Diabetes and Developmental Disability: Meeting the Challenge. A Manual and Teaching Aid for Caregivers. R. N. Linehan. Philadelphia: Diabetes Education and Research Center, 2002.
Diabetes is a leading chronic disease that affects 17 million people in our country. One million people are newly diagnosed each year. This is a disease that is more prevalent in minorities: 13% of non-Hispanic Blacks, 10.2% of Hispanic/Latino Americans, and 15.1% of American Indians and Alaska Natives have diabetes (National Institute of Diabetes and Digestive and Kidney Diseases, 2002). It is not known how many people with intellectual disabilities/developmental disabilities (ID/DD) have diabetes, but the number is more than likely representative of their ethnic background. On the other hand, many genetic conditions, for example, Alstrom syndrome and Bardet-Biedl syndrome, have higher incidences of diabetes associated with the condition. Therefore, it is imperative that books are available for individuals with ID/DD and diabetes and their caregivers that provide information on the disease in an easy-to-read format and include a list of resources for additional use.
This book by Linehan, and additional contributors, is a beginning. Linehan is director of the Diabetes Education Center of Pennsylvania Hospital and the education section of the Diabetes Education and Research Center. The latter organization is the publisher of this manual.
The manual is divided into two parts. The first contains information, interventions, and management of diabetes and, generally, 1- to 2-page teaching aids that correspond to the information. The introduction to the first part, which contains nine chapters, is entitled “Living with Diabetes and Developmental Disability.” The chapters are “What is Diabetes?” “Nutrition and Meal Planning,” “Exercise,” “Medication,” “Monitoring,” “Sick Day Guidelines,” “High and Low Blood Sugar,” “Long Term Complications,” and “Caregivers as Advocates.” The table of contents is organized so that the chapters are listed in the left column with the teaching aids that correspond to each chapter listed in the right column. This should be very helpful to readers.
Although the focus of the book is on diabetes and individuals with mental retardation, the introduction is really the only section that deals with the topic of developmental disability. Unfortunately, the author does not use people-first language. There is also confusion regarding the intended audience: the individual, the family member, or a professional staff member? Although the title suggests it is the caregiver, the author waffles between whether she is referring to a professional staff member (most likely direct-care) or a family member. This should be very clear, and certainly this information is needed for each type of caregiver.
The chapters are comprehensive and include the information that is needed to understand the disease, the treatment, and current management practices. What is missing are pictures. The American Dietetic Association has long published materials for individuals with low literacy levels. The authors of these materials successfully discuss diabetes and diet control with many pictures and simple word descriptions. This format would have been helpful in making this manual more user friendly. For example, an explanation of the pathophysiology of diabetes can be very daunting, and I believe that the explanation in this manual could have been enhanced with pictures and a longer, but simpler discussion of what happens to the pancreas and insulin production when diabetes occurs. This manual is useful when supplemented with other materials.

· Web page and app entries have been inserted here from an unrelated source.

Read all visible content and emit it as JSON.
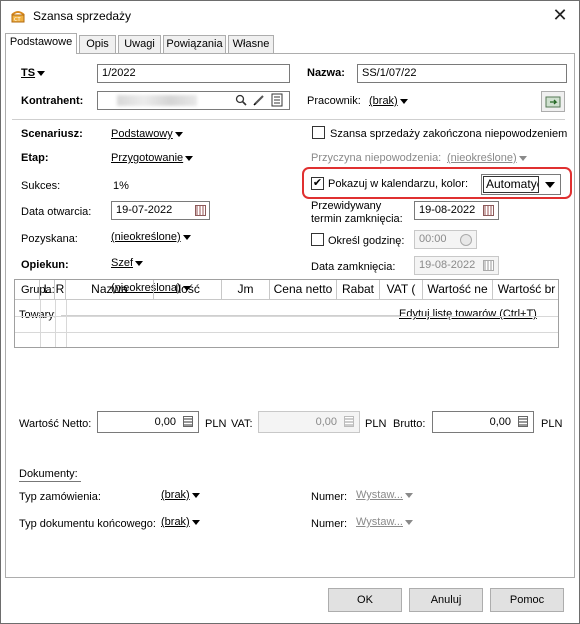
{
  "window": {
    "title": "Szansa sprzedaży",
    "close_glyph": "✕"
  },
  "tabs": [
    "Podstawowe",
    "Opis",
    "Uwagi",
    "Powiązania",
    "Własne"
  ],
  "ts": {
    "label": "TS",
    "value": "1/2022"
  },
  "nazwa": {
    "label": "Nazwa:",
    "value": "SS/1/07/22"
  },
  "kontrahent": {
    "label": "Kontrahent:"
  },
  "pracownik": {
    "label": "Pracownik:",
    "value": "(brak)"
  },
  "scenariusz": {
    "label": "Scenariusz:",
    "value": "Podstawowy"
  },
  "etap": {
    "label": "Etap:",
    "value": "Przygotowanie"
  },
  "sukces": {
    "label": "Sukces:",
    "value": "1%"
  },
  "data_otwarcia": {
    "label": "Data otwarcia:",
    "value": "19-07-2022"
  },
  "pozyskana": {
    "label": "Pozyskana:",
    "value": "(nieokreślone)"
  },
  "opiekun": {
    "label": "Opiekun:",
    "value": "Szef"
  },
  "grupa": {
    "label": "Grupa:",
    "value": "(nieokreślona)"
  },
  "zakonczona": {
    "label": "Szansa sprzedaży zakończona niepowodzeniem",
    "checked": false
  },
  "przyczyna": {
    "label": "Przyczyna niepowodzenia:",
    "value": "(nieokreślone)"
  },
  "kalendarz": {
    "label": "Pokazuj w kalendarzu, kolor:",
    "checked": true,
    "check_glyph": "✔",
    "color_value": "Automatyczny"
  },
  "przewidywany": {
    "label_line1": "Przewidywany",
    "label_line2": "termin zamknięcia:",
    "value": "19-08-2022"
  },
  "godzina": {
    "label": "Określ godzinę:",
    "value": "00:00",
    "checked": false
  },
  "data_zamkniecia": {
    "label": "Data zamknięcia:",
    "value": "19-08-2022"
  },
  "towary": {
    "label": "Towary:",
    "edit_link": "Edytuj listę towarów  (Ctrl+T)",
    "columns": [
      "L",
      "R",
      "Nazwa",
      "Ilość",
      "Jm",
      "Cena netto",
      "Rabat",
      "VAT (",
      "Wartość ne",
      "Wartość br"
    ]
  },
  "totals": {
    "netto_label": "Wartość Netto:",
    "netto_value": "0,00",
    "netto_currency": "PLN",
    "vat_label": "VAT:",
    "vat_value": "0,00",
    "vat_currency": "PLN",
    "brutto_label": "Brutto:",
    "brutto_value": "0,00",
    "brutto_currency": "PLN"
  },
  "dokumenty": {
    "label": "Dokumenty:",
    "typ_zamowienia_label": "Typ zamówienia:",
    "typ_zamowienia_value": "(brak)",
    "typ_koncowego_label": "Typ dokumentu końcowego:",
    "typ_koncowego_value": "(brak)",
    "numer1_label": "Numer:",
    "numer1_value": "Wystaw...",
    "numer2_label": "Numer:",
    "numer2_value": "Wystaw..."
  },
  "buttons": {
    "ok": "OK",
    "cancel": "Anuluj",
    "help": "Pomoc"
  },
  "colors": {
    "highlight": "#e03030",
    "link_gray": "#8a8a8a"
  }
}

The information in each chapter is directed to diabetes education on a particular topic as reflected in the name of the chapter. Examples were rarely given on modifications or alternatives for persons with ID/DD who have other physical and/or intellectual limitations. For example, in the chapter on exercise, Linehan does not discuss possible exercises for persons who are in wheelchairs, have very limited mobility, or who are bedridden. This is an important area that is not addressed, but the information on the topic as a whole was comprehensive.
The teaching aids also represent the material in the corresponding chapters well. As Linehan notes, they were designed as handouts for an individual or a group. They offer quick reminders of the salient information needed on that topic. The information on secondary conditions caused by diabetes, such as neurological, vision, and skin problems, is especially good.
The author also includes a comprehensive list of resources for diabetes-related agencies; the list of organizations related to ID/DD is less comprehensive. Linehan only includes the Administration on Developmental Disabilities, the American Association on Mental Retardation, and the Association of University Centers on Disabilities. There is no question that this author is an expert on diabetes, but further consultation with an expert in ID/DD would have provided additional resources in this area.
In summary, this manual represents a beginning. At a time when health care providers and several federal agencies are concerned with health disparities, it is important that we do not forget people with ID/DD. Diabetes management is continuous, and everyone involved in the care of a person with diabetes, including persons with ID/DD, must understand and manage the disease appropriately. This manual provides comprehensive information for the caregiver, most likely a professional direct care staff member, on the disease, treatment, and management practices. This information must be supplemented with individual considerations concerning nutrition, mobility, other medications and treatments, and other health issues. I hope that this manual received national release and that future editions will include additional suggestions and modifications for persons with varying nutrition, mobility, health, and intellectual needs. Having professionals of different disciplines who work with persons of all ages with ID/DD should assure this.